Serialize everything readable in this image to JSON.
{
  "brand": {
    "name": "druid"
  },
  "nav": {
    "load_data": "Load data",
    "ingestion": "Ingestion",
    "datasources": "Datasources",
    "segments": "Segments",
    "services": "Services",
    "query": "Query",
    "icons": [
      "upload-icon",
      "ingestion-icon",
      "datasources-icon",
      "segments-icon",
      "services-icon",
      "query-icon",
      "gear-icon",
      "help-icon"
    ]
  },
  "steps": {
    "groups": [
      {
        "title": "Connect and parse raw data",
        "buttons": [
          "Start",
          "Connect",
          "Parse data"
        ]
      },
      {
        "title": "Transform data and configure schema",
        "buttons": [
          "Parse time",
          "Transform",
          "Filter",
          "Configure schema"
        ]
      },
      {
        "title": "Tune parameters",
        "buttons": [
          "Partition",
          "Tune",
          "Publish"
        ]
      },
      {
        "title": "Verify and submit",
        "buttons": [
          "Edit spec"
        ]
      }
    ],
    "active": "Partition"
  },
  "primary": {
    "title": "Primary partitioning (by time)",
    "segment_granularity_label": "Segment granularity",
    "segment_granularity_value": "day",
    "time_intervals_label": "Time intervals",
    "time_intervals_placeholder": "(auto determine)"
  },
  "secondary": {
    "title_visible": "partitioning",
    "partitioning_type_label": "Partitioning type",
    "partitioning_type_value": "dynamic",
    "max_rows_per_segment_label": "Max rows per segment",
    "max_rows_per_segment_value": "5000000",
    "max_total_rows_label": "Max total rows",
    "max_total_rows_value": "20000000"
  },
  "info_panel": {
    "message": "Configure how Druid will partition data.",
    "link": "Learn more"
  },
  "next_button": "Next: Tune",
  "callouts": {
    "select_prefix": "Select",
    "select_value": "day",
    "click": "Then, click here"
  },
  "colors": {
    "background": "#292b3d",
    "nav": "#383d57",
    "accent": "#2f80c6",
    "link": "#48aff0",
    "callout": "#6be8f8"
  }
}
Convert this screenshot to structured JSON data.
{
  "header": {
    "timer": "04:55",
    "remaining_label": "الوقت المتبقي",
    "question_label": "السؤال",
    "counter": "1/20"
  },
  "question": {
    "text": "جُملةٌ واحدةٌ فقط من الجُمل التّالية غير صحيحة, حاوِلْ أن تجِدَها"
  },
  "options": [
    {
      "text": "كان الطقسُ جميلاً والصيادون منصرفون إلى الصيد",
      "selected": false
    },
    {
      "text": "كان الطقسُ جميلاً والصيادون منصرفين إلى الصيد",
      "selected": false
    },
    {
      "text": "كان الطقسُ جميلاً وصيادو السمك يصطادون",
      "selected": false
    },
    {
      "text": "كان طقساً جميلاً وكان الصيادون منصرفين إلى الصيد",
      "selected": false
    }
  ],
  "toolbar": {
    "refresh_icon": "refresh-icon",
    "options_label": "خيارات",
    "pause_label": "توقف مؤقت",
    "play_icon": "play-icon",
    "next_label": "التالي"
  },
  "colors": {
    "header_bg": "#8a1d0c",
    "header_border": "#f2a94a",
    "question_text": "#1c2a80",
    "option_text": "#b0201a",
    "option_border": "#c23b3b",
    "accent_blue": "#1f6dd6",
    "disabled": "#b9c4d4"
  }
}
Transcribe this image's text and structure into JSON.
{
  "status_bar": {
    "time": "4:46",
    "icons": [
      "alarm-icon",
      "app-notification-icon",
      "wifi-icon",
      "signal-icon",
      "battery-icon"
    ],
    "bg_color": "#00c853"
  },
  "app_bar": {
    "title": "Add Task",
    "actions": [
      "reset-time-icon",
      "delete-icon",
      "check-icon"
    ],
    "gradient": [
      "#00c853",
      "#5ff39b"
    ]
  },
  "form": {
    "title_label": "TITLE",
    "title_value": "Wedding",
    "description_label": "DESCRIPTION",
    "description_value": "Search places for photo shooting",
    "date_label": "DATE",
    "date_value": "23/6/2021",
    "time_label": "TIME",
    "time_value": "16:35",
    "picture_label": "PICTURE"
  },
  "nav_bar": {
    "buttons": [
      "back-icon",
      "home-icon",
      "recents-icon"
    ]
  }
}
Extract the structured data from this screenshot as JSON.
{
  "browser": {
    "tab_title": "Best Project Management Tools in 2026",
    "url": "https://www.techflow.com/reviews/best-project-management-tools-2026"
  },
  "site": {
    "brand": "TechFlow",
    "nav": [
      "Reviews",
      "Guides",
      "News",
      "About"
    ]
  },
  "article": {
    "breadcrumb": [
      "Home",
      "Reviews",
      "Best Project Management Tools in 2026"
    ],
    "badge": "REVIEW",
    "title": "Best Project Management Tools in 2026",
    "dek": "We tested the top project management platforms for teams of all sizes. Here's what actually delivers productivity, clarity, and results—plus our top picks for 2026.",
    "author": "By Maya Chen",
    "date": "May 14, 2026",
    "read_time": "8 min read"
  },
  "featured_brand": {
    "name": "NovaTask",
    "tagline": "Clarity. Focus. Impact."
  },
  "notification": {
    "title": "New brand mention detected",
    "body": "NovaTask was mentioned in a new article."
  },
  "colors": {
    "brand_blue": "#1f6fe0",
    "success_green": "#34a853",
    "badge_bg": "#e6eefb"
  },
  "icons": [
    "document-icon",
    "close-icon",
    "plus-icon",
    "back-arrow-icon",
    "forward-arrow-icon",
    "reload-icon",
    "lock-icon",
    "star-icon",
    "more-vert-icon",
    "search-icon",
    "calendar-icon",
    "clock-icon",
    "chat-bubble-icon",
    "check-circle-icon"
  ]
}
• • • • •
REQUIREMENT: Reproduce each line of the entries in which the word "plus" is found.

SOLUTION TO THE EXERCISE:
    "dek": "We tested the top project management platforms for teams of all sizes. Here's what actually delivers productivity, clarity, and results—plus our top picks for 2026.",
    "plus-icon",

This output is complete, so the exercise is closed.